Getting Older in New York City
If I could choose a time and place to get old(er), I very well might choose the present time in New York City. Why the present? There are just so many of us over 50 at this time in history that I feel I am part of a seething throng (see right). We have power, resources, panache—I could go on and on. Plus, the global Age-Friendly Cities Project, initiated by the World Health Organization, has been gaining momentum and spreading, making the world age-friendlier one city at a time.
And exactly why would I want to age in New York? Our NYC is only the second city in the U.S.—after Portland, Oregon—that has taken up the gauntlet and joined the Age-Friendly initiative. The project here is being coordinated by the New York Academy of Medicine, in partnership with the New York City Mayor’s Office, the New York City Council, and other stakeholders. Learn more at Age-Friendly New York City also see what the Health Information Center has to say about it.

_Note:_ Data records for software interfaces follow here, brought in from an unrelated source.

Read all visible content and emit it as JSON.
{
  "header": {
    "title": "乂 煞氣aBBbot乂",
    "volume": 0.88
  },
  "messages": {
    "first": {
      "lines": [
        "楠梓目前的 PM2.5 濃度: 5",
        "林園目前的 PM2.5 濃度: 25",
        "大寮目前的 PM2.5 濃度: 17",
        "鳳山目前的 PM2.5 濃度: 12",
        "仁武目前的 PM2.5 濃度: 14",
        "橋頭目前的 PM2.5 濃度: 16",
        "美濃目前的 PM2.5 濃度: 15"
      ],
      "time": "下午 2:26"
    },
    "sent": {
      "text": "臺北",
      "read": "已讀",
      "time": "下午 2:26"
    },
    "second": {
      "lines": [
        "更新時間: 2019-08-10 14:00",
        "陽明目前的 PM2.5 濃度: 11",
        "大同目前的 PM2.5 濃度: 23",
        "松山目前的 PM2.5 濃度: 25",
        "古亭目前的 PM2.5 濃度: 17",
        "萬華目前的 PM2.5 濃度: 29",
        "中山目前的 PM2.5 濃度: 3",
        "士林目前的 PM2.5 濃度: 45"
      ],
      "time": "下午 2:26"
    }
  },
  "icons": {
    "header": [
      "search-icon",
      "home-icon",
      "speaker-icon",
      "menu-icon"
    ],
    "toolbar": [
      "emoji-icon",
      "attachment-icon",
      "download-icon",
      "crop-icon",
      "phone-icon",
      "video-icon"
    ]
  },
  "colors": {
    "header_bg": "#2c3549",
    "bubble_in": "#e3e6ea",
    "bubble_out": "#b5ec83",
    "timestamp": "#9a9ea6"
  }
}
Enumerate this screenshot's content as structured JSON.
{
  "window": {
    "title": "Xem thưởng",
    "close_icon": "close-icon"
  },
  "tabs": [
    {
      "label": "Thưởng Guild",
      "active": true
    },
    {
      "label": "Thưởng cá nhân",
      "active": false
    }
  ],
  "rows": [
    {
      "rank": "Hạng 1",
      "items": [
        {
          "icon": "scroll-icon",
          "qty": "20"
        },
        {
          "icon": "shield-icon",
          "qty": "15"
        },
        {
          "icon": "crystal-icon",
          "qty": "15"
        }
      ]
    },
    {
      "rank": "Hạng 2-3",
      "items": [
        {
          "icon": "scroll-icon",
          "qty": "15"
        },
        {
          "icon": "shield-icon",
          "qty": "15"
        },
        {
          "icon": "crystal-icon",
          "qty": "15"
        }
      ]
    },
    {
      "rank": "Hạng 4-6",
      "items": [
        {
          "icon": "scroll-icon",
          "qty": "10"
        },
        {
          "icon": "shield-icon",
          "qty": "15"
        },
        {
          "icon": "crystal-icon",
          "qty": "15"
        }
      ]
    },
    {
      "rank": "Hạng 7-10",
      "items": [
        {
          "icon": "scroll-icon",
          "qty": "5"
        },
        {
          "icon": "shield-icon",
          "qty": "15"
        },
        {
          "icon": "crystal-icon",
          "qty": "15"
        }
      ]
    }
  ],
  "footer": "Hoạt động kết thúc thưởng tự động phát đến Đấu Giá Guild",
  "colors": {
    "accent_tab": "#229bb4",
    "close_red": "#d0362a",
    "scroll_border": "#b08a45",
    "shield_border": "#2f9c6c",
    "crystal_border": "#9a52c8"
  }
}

But there’s more: in late September 2008, The New York Public Library formed a partnership with the New York City Department for the Aging (DFTA) which oversees most of the senior centers in NYC. Piloting in the Bronx and soon migrating to Manhattan and Staten Island, this move heralds a time of closer cooperation between libraries and senior centers. How are the libraries and senior centers working together? To be continued...